Centralized and geo-distributed cloud environments are worlds apart. Compared to centralized clouds, geo-distributed cloud environments are much more heterogeneous. These environments incorporate both infrastructure in data centers and infrastructure at the network edge with very limited capabilities and that is much more failure-prone. This spread on capability; reliability; connectivity; and proximity to the end-user, severely complicates the management. This thesis investigates the challenges related to the orchestration of network services across heterogeneous cloud environments and proposes novel management approaches that address these challenges.

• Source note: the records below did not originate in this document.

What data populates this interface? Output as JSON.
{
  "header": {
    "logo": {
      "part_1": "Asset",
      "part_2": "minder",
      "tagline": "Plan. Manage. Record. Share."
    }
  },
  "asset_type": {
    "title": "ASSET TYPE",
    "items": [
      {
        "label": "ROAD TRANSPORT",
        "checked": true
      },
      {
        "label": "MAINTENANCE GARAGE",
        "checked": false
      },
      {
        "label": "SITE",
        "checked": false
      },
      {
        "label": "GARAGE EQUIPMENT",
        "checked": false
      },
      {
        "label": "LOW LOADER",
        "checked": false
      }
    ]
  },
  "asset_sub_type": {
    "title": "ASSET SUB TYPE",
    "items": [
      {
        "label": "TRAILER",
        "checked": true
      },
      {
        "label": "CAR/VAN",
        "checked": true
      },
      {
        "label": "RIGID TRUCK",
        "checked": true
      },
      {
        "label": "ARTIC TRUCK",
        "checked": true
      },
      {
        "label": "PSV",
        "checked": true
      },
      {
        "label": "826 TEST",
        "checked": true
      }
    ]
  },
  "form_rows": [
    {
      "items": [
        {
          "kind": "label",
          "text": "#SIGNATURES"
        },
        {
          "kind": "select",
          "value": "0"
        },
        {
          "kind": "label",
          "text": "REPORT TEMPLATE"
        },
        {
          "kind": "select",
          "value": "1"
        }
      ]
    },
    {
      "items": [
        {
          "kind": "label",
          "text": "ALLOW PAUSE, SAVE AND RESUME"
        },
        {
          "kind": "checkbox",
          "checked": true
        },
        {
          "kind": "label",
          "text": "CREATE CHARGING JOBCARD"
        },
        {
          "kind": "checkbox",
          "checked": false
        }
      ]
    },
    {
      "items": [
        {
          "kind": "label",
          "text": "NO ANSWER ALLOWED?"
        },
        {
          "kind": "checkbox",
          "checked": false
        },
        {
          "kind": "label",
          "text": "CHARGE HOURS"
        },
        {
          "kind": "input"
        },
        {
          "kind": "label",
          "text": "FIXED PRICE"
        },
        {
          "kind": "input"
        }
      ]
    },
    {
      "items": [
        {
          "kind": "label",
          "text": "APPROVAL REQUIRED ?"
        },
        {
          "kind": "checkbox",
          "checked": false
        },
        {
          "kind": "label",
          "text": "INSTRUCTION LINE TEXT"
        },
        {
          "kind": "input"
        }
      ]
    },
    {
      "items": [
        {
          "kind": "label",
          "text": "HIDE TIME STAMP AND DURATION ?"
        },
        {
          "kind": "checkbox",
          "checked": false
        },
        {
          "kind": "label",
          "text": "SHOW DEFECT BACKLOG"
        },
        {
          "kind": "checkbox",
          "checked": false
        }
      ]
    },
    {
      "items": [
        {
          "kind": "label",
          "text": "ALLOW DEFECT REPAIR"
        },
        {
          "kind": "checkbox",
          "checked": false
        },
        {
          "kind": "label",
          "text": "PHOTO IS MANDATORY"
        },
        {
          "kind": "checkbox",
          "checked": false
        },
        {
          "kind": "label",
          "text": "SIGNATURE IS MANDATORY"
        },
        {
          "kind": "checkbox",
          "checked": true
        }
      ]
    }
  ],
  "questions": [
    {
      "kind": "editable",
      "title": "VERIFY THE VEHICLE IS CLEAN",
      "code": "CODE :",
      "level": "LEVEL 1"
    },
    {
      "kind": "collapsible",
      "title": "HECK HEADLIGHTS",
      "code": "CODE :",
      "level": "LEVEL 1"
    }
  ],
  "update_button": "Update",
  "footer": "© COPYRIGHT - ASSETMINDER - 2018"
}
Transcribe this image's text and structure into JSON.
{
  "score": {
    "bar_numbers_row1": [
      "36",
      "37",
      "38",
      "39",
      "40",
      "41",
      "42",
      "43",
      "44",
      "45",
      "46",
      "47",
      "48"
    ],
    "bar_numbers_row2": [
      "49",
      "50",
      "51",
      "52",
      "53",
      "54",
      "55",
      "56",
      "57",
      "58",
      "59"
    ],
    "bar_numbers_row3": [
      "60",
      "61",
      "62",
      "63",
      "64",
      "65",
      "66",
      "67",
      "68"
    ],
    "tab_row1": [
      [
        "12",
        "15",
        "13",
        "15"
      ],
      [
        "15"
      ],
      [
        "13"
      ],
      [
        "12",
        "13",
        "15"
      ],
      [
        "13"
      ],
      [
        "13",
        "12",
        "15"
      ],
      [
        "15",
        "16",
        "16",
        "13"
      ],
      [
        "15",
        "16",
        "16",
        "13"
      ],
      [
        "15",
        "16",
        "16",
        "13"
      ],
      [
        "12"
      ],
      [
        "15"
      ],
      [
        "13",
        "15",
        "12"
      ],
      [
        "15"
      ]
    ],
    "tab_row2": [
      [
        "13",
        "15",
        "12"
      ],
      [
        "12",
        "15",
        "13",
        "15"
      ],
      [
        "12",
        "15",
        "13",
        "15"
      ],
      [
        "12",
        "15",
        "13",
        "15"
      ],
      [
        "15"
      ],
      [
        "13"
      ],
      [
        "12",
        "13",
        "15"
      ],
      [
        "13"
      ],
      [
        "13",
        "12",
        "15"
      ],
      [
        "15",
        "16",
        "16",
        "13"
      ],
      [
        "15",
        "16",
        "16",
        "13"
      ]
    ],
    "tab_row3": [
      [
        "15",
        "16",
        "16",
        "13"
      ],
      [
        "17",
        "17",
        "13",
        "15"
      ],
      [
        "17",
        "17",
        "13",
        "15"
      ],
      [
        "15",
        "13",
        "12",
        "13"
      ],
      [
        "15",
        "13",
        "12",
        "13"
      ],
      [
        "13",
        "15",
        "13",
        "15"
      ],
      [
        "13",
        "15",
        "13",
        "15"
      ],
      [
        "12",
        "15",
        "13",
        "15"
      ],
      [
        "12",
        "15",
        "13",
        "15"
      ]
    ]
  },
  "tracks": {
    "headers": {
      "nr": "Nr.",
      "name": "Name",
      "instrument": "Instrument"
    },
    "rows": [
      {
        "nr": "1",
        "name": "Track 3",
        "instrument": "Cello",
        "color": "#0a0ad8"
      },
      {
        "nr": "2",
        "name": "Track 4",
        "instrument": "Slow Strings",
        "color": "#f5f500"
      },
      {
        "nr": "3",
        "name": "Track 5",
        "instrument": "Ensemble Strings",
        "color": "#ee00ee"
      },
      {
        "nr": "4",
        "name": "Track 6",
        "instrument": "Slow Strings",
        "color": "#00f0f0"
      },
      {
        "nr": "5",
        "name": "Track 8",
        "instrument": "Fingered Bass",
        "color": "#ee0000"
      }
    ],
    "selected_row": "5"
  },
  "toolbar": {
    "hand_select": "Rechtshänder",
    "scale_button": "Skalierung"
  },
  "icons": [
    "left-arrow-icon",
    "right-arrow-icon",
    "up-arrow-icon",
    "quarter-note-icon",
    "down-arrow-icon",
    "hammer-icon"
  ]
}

First, we investigate how to effectively replicate data across storage nodes in these environments. We approach this problem as a runtime revenue problem, that considers both Service Level Agreements (SLAs) regarding durability and the cloud characteristics. This approach builds on a dynamic availability model that considers both the impact of failure distribution and recovery times on data loss. Second, we investigate how to protect stateless network services against a combination of node and link failure in these environments. We approach the problem of placing applications while guaranteeing a minimum availability for each application and minimizing the placement cost as a resource allocation problem. To deal with the scarcity of resources at the edge and the reliability spread, our availability-aware approach introduces protections only where they are needed. Third, we investigate how to orchestrate network services in a Network Functions Virtualization (NFV) environment. We propose orchestration algorithms that can improve the acceptance ratio and placement quality through coordination of the service composition and embedding. Not only do we develop the required orchestration algorithms for an existing service model that can generate Virtual Network Function (VNF)-Forwarding Graphs (FGs) with a tree topology, we also develop a novel service model with improved applicability and develop the required orchestration algorithms.